Whether or not compact cameras are still popular with people is a question I’ve been asking myself lately and a question I’m sure most of you have as well. Back before the explosion of mobile camera phones, I know a lot of people used to buy and carry with them a small, compact camera. These days however, I’ve noticed so many people foregoing this option and just snapping photos with whatever camera phone they have. For the most part, camera phone images are pretty good these days and in fact, most are good enough to print. However, I’m still the type who believes carrying around a real camera because you still can’t beat the image quality of a real camera with good optics. Yes I have an iPhone 4 that takes great photos when I need something handy, but it has its limitations. Because of this, I still carry around with me a small compact camera daily in case I need something better.
With all that said, today I’m taking a quick look at the new Samsung DV300F DualView SMART camera. This is a small compact camera that features dual LCD screens (one in the front and one in the back), Wi-Fi connectivity, HD video recording, and a 5x optical zoom paired with a 16-megapixel sensor. I’ll get more into the specs and usage of the camera in the full review post. In the meantime, this is a hands-on preview based on my initial impressions of the bodies look and feel.
Body & Design
First of all, the Samsung FV300F looks like pretty much every other sub-compact camera out there. The only thing that really separates it from other cameras is its huge SAMSUNG logo embossed right on the front of the camera. It has a pretty standard camera layout when seen from the front. Most of the front is flat except for a tiny lip on the left that acts as a hand grip and the rim around the lens protrudes a tiny bit. The lens is located prominently on the right of the camera but where most cameras might have their flash unit to the upper right of the camera, the FV300F puts it just left of the lens. I was a bit worried about maybe having a finger block this, but it’s high up enough where it won’t. A tiny bit right of the flash is the AF-assist light. In the big open space below the flash is where the front facing LCD resides. It’s hidden quite well and you don’t even notice it until you turn it on.

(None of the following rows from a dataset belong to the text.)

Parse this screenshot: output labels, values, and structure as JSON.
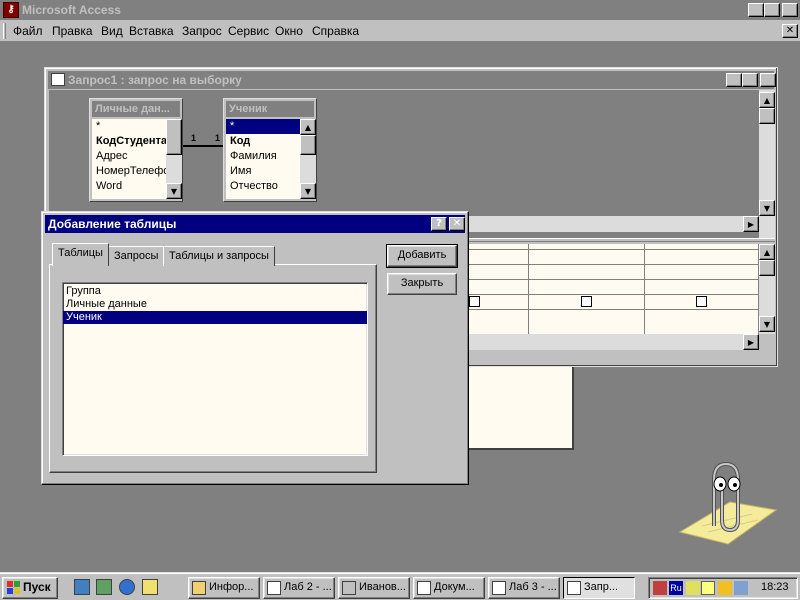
{
  "app": {
    "title": "Microsoft Access",
    "icon": "access-key-icon"
  },
  "menu": [
    "Файл",
    "Правка",
    "Вид",
    "Вставка",
    "Запрос",
    "Сервис",
    "Окно",
    "Справка"
  ],
  "query_window": {
    "title": "Запрос1 : запрос на выборку",
    "relation_left": "1",
    "relation_right": "1",
    "tables": [
      {
        "name": "Личные дан...",
        "fields": [
          "*",
          "КодСтудента",
          "Адрес",
          "НомерТелефо",
          "Word"
        ]
      },
      {
        "name": "Ученик",
        "fields": [
          "*",
          "Код",
          "Фамилия",
          "Имя",
          "Отчество"
        ]
      }
    ]
  },
  "dialog": {
    "title": "Добавление таблицы",
    "help": "?",
    "tabs": [
      "Таблицы",
      "Запросы",
      "Таблицы и запросы"
    ],
    "items": [
      "Группа",
      "Личные данные",
      "Ученик"
    ],
    "selected_item": "Ученик",
    "add_button": "Добавить",
    "close_button": "Закрыть"
  },
  "taskbar": {
    "start": "Пуск",
    "tasks": [
      "Инфор...",
      "Лаб 2 - ...",
      "Иванов...",
      "Докум...",
      "Лаб 3 - ...",
      "Запр..."
    ],
    "active_task": "Запр...",
    "tray_lang": "Ru",
    "clock": "18:23"
  }
}
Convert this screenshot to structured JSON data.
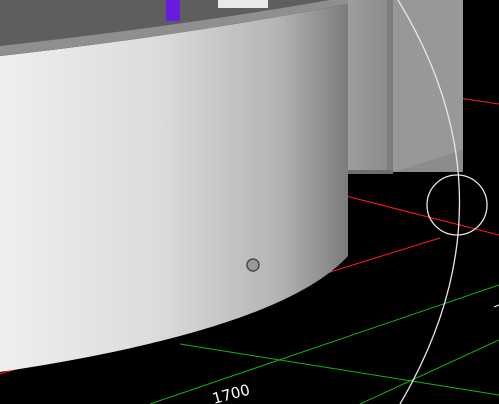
{
  "viewport": {
    "background": "#000000",
    "dimension_label": "1700",
    "colors": {
      "grid_red": "#ff1a1a",
      "grid_green": "#12b512",
      "cylinder_light": "#ececec",
      "cylinder_dark": "#7a7a7a",
      "wall": "#9a9a9a",
      "marker_purple": "#6a1be0",
      "orbit_gizmo": "#e6e6e6"
    },
    "icons": {
      "orbit_gizmo": "orbit-circle-icon",
      "pivot": "pivot-circle-icon"
    }
  }
}
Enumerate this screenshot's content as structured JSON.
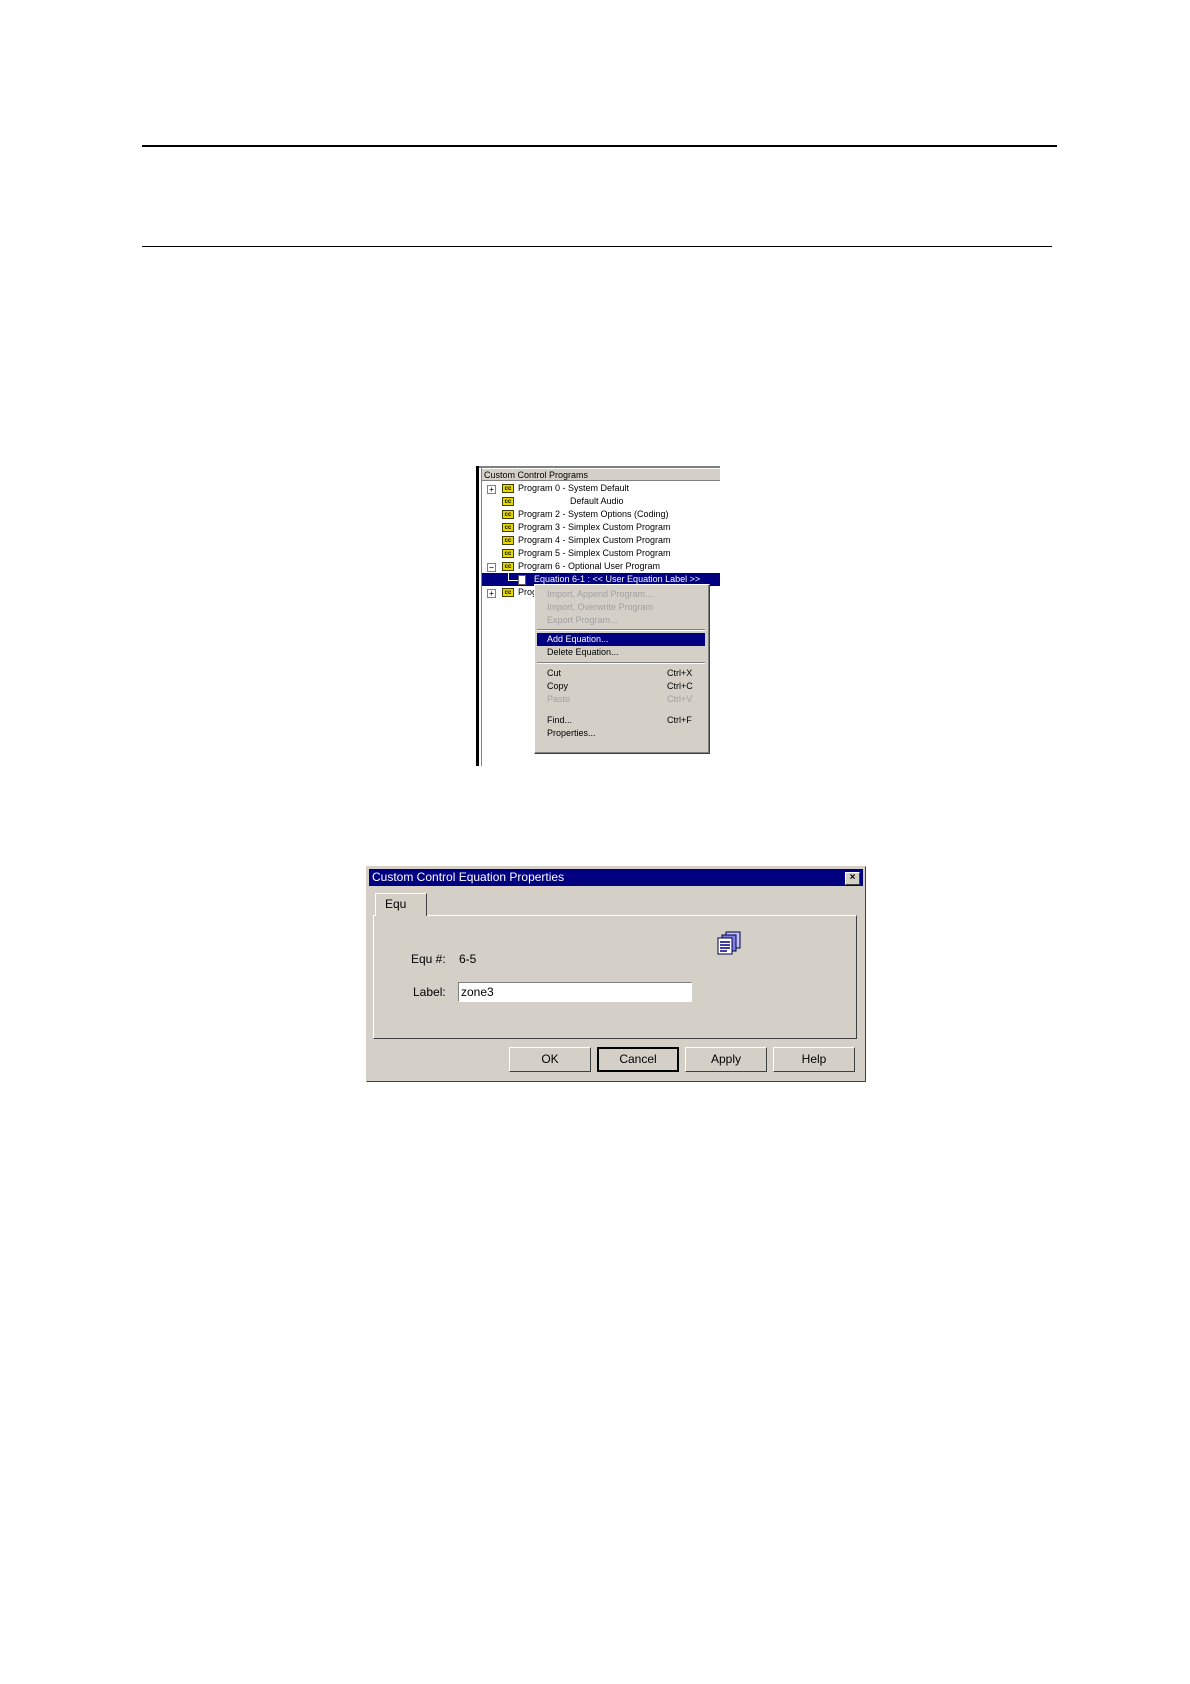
{
  "tree": {
    "header": "Custom Control Programs",
    "rows": [
      {
        "expander": "+",
        "icon": "cc",
        "label": "Program 0 - System Default"
      },
      {
        "expander": "",
        "icon": "cc",
        "label": "Default Audio"
      },
      {
        "expander": "",
        "icon": "cc",
        "label": "Program 2 - System Options (Coding)"
      },
      {
        "expander": "",
        "icon": "cc",
        "label": "Program 3 - Simplex Custom Program"
      },
      {
        "expander": "",
        "icon": "cc",
        "label": "Program 4 - Simplex Custom Program"
      },
      {
        "expander": "",
        "icon": "cc",
        "label": "Program 5 - Simplex Custom Program"
      },
      {
        "expander": "-",
        "icon": "cc",
        "label": "Program 6 - Optional User Program"
      },
      {
        "expander": "",
        "icon": "doc",
        "label": "Equation 6-1 : << User Equation Label >>"
      },
      {
        "expander": "+",
        "icon": "cc",
        "label": "Prog"
      }
    ],
    "expander_minus": "−",
    "icon_text": "cc"
  },
  "context_menu": {
    "items": [
      {
        "label": "Import, Append Program...",
        "shortcut": "",
        "disabled": true
      },
      {
        "label": "Import, Overwrite Program",
        "shortcut": "",
        "disabled": true
      },
      {
        "label": "Export Program...",
        "shortcut": "",
        "disabled": true
      },
      {
        "label": "Add Equation...",
        "shortcut": "",
        "highlight": true
      },
      {
        "label": "Delete Equation...",
        "shortcut": ""
      },
      {
        "label": "Cut",
        "shortcut": "Ctrl+X"
      },
      {
        "label": "Copy",
        "shortcut": "Ctrl+C"
      },
      {
        "label": "Paste",
        "shortcut": "Ctrl+V",
        "disabled": true
      },
      {
        "label": "Find...",
        "shortcut": "Ctrl+F"
      },
      {
        "label": "Properties...",
        "shortcut": ""
      }
    ]
  },
  "dialog": {
    "title": "Custom Control Equation Properties",
    "close": "×",
    "tab_label": "Equ",
    "equ_label": "Equ #:",
    "equ_value": "6-5",
    "label_label": "Label:",
    "label_value": "zone3",
    "buttons": {
      "ok": "OK",
      "cancel": "Cancel",
      "apply": "Apply",
      "help": "Help"
    }
  },
  "colors": {
    "selection": "#000080",
    "window_bg": "#d4d0c8",
    "icon_yellow": "#e8d800"
  }
}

Rotating the DV300F clockwise to the side, you’ll notice that there is nothing here except for the words “16.1 MEGA PIXELS” printed on the side.
Moving to the rear of the camera, you’ll see a familiar layout as most compact cameras are laid out the same way, LCD on the left, buttons on the right. The LCD screen takes up a good portion of the rear and sits flush with the rear panel. The button layout is pretty standard for point-and-shoots. There is the familiar circle pad layout and nothing here really comes as a surprise. What I do see missing here however is any sort of thumb rest which is usually located in the upper right and the DV300F also does not include a dedicated movie record button like most cameras do these days. That means if you want to shoot a quick video, you have to go through the menu first to select that mode. Overall, a simple layout that makes it easy to use for most people.
Rotating the camera clockwise again, you’ll see that this side of the camera isn’t as bare as the other side. Here you’ll find the door that leads to a single port which is a combination USB/Recharge/AV. Above the door, you’ll find a protruding wrist strap eyelet. Some cameras have them flush with the body, but I find that those are hard to get the wrist strap installed on. This method makes it much easier.
Looking at the top of the camera, you’ll find very little buttons up here too. Basically you’ll find the standard shutter release button which is surrounded by the zoom toggle. Again, very familiar to those who you point-and-shoots. To the left of that, you’ll find the power button that sits just flush of the top plate. This makes it less likely to be accidentally pressed when in your pocket or in a bag. Just to the left of the power button is a little mic hole. Sitting right above where the lens is is the F.LCD button which will activate the front LCD screen for self portraits.
The bottom of the camera sits another door for the battery and memory card. Seems standard here until you open up the door. What is surprising here is that Samsung chose to use Micro SD format here to save space. This is actually the first camera I’ve come across that uses this. I suggest picking yourself up a 8gb Micro SD card or higher so that you will not need to ever remove it. These cards are very small and easily lost so it’s better if you never need to swap them out. The only other thing at the bottom of the camera is the tripod mount which is located very closely to the battery door.
The DV300F is a very handsome camera. It’s very minimalistic design and smooth body make it look and feel good in your hands and slides easily in and out of your pocket. I really like how Samsung integrated the front LCD viewscreen where it is hidden underneath the face of the camera. This gives the camera a very clean look up front and also makes good use of what otherwise would be a wasted area of space. Quality wise, the DV300F feels pretty solid but also very lightweight. It’s also pretty thin for a camera which again helps with it being highly pocketable.
I haven’t had a chance to shoot with it yet, but hopefully the images are pretty decent and shooting will be as simple as the other Samsung cameras I’ve looked at in the past. I’m looking forward to trying out the front LCD setup as it’s one of the main features so we’ll see how that works out in the main review later.